"The President reiterated his administration's commitment to taking steps that can give people greater confidence that their rights are being protected while preserving important tools that keep us safe," the White House said in a readout of the meeting, which was closed to reporters.

The statement also said Obama updated CEOs on the administration's "comprehensive 'big data' review," which they describe in part as an analysis of the relationship between government and citizens, led by adviser John Podesta.

The meeting comes more than two months after Obama's January speech on proposed changes to the National Security Agency.

Among those who attended the meeting was Facebook founder Mark Zuckerberg, who called the President last week to express frustration about the government's spying and hacking programs.

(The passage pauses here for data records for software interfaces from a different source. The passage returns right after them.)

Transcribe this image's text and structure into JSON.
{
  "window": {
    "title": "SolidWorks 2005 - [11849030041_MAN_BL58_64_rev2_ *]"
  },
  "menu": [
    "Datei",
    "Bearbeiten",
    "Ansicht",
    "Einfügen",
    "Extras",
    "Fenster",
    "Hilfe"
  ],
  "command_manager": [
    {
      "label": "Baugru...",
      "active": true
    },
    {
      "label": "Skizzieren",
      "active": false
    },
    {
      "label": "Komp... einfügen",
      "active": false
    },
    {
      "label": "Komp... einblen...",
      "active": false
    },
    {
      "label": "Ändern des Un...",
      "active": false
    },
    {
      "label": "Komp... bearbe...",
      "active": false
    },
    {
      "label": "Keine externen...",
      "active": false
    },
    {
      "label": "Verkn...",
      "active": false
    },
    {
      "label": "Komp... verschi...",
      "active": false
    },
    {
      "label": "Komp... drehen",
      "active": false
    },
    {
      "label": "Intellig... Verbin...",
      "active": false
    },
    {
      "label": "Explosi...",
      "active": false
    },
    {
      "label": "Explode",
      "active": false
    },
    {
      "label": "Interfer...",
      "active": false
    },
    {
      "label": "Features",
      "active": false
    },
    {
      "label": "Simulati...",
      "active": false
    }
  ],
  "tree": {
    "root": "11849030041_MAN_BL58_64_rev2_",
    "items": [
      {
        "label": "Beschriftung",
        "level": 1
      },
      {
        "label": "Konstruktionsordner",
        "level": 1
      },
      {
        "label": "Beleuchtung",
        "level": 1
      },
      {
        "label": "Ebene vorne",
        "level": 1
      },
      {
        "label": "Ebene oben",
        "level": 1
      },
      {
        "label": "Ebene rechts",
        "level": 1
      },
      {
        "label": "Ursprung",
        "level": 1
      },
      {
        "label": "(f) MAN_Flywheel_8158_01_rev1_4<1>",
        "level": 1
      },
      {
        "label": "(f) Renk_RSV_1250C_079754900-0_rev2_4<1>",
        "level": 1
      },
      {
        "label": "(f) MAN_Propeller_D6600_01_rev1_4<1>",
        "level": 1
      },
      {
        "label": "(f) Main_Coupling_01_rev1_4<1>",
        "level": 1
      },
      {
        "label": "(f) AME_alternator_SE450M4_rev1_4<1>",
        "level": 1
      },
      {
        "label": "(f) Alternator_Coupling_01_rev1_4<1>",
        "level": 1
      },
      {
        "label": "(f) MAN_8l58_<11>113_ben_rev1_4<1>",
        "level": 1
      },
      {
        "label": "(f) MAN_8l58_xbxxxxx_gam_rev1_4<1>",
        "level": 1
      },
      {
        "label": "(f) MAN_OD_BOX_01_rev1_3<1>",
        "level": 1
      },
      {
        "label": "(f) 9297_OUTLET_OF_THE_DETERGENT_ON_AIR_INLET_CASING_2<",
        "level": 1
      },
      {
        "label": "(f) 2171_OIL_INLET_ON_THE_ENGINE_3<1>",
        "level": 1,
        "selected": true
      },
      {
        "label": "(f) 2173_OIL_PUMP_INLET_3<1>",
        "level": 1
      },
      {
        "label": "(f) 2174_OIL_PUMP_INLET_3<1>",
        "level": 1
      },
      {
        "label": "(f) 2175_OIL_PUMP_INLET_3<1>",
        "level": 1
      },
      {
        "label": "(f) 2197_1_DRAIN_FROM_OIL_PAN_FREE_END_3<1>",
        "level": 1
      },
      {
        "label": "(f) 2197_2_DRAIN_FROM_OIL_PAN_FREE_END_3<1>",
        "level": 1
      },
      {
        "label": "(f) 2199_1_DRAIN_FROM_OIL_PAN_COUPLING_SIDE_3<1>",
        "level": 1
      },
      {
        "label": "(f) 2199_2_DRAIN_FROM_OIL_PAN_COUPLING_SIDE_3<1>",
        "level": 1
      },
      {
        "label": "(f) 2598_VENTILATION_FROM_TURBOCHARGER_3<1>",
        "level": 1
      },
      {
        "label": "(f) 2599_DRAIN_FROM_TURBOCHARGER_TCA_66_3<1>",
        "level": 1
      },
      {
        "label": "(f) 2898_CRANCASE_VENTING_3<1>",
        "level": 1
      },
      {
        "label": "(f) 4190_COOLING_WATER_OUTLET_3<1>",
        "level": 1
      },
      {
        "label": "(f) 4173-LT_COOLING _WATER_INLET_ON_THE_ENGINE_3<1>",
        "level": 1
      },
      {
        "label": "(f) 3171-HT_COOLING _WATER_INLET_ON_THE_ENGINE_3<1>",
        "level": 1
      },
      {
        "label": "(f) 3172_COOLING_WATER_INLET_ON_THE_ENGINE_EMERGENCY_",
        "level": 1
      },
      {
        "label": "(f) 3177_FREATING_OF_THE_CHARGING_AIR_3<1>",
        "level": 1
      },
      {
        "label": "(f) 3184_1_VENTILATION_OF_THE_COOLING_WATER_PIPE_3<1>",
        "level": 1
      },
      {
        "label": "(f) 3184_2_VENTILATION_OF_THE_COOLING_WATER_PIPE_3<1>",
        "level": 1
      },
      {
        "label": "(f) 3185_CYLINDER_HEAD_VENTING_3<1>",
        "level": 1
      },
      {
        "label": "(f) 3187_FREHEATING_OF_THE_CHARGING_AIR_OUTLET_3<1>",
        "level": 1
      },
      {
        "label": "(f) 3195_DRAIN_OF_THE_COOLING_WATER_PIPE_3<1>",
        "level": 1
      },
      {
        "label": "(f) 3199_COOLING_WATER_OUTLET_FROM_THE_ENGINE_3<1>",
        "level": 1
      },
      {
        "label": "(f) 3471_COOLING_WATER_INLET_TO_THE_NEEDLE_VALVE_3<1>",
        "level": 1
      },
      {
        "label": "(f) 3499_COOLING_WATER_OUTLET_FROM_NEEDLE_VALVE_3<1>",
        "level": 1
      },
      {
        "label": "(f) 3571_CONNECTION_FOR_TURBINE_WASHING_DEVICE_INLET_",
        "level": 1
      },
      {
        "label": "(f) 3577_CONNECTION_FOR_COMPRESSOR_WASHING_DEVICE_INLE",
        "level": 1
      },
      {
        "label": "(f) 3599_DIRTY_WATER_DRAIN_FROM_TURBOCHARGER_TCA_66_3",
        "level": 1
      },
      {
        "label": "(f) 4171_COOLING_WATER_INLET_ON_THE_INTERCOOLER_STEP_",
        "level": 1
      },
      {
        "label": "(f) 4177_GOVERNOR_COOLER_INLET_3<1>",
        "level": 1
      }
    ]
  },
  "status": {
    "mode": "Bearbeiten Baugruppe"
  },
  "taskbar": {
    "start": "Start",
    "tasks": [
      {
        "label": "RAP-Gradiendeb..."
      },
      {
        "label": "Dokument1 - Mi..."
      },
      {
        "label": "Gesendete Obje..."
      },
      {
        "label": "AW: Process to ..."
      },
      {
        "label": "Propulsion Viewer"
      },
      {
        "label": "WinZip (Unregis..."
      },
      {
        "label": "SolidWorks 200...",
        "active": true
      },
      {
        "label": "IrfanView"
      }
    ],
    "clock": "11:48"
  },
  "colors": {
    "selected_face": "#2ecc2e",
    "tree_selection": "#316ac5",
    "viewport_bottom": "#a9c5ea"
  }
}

"When our engineers work tirelessly to improve security, we imagine we're protecting you against criminals, not our own government," Zuckerberg wrote in a Facebook post.

His concerns are based on the latest investigative report from The Intercept, journalist Glenn Greenwald's site, which says that the NSA has weaponized the Internet, making it possible to inject bad software into innocent peoples' computers en masse.

The report is based on documents provided by ex-NSA contractor Edward Snowden.

After the White House meeting, Facebook said Zuckerberg and the President had an "honest" discussion but that the administration's reforms haven't gone far enough to curb government intrusion on the Internet

"People around the globe deserve to know that their information is secure and Facebook will keep urging the US Government to be more transparent about its practices and more protective of civil liberties," a Facebook spokeswoman said in a statement.

Others attending the White House meeting included CEOs Reed Hastings of Netflix; Drew Houston of Dropbox; Dr. Alexander Karp of Palantir; Aaron Levie of Box and Eric Schmidt, the executive chairman of Google.

The meeting also comes as potential GOP presidential candidate Rand Paul, a senator from Kentucky, is suing the Obama administration for its phone metadata collection that the NSA says it uses for counterterrorism efforts.

In his January speech, Obama outlined a series of steps - some immediate and some requiring time to work out, possibly with Congress - that would change some aspects of the NSA collection of phone records and other information but generally leave intact the core and function of existing programs.

"The United States is not spying on ordinary people who don't threaten our national security" Obama said, adding that, "unless there is a compelling national security purpose, we will not monitor the communications of heads of state and government of our close friends and allies."